(Exercise prompt):
Reading the records beneath this task, work out how many lines contain the word "Pixels" and reply with only that number.
______________________________
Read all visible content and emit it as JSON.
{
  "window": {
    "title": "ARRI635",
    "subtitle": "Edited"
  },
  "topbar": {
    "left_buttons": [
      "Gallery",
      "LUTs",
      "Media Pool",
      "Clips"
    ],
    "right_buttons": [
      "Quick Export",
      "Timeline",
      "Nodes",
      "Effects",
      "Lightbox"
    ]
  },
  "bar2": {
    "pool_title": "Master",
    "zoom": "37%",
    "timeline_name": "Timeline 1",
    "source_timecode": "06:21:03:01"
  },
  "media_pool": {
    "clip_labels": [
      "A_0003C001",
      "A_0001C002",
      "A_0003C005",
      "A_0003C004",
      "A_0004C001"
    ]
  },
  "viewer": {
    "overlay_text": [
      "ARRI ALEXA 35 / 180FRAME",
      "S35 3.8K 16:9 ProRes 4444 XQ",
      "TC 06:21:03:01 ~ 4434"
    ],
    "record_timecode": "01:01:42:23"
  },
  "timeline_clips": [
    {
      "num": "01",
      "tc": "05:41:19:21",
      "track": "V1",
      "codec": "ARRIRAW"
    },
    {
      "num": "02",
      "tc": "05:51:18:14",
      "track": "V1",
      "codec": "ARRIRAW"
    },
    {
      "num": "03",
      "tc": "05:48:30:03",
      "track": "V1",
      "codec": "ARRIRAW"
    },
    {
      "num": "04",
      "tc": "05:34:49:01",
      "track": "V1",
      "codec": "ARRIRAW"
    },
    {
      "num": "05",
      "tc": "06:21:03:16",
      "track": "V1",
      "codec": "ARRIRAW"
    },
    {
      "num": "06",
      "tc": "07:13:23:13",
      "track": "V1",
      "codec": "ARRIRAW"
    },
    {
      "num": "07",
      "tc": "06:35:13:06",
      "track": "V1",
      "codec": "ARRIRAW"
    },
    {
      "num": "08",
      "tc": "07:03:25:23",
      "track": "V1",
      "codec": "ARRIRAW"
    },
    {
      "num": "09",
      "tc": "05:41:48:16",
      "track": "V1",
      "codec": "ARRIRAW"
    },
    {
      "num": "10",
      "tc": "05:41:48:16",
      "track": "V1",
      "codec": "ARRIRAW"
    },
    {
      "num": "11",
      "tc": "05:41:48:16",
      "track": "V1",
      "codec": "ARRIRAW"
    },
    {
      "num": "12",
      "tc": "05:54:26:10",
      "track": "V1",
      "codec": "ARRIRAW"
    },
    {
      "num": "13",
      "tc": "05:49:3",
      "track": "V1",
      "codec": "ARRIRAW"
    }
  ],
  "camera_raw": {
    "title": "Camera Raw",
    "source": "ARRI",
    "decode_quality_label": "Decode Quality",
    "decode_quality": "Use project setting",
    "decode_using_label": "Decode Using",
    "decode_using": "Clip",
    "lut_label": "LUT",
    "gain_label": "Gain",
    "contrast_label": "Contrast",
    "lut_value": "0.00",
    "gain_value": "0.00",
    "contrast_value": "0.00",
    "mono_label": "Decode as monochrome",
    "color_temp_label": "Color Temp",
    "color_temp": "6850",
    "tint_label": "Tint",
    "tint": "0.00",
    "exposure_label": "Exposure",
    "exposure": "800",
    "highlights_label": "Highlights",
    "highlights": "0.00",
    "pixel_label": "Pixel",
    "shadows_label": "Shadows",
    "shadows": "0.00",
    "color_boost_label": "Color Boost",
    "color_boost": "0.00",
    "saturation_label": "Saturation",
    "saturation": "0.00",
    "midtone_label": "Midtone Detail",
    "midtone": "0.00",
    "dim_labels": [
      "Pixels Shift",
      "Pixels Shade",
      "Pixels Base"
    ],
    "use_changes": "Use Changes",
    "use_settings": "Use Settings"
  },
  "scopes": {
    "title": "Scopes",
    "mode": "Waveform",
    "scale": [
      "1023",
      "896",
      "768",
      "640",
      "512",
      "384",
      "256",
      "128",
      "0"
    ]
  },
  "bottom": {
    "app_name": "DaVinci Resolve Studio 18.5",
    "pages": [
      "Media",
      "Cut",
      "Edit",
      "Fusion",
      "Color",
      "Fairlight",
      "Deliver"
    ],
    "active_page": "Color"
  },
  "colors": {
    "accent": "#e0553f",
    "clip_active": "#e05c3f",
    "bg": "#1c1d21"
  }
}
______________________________
(Exercise output):
3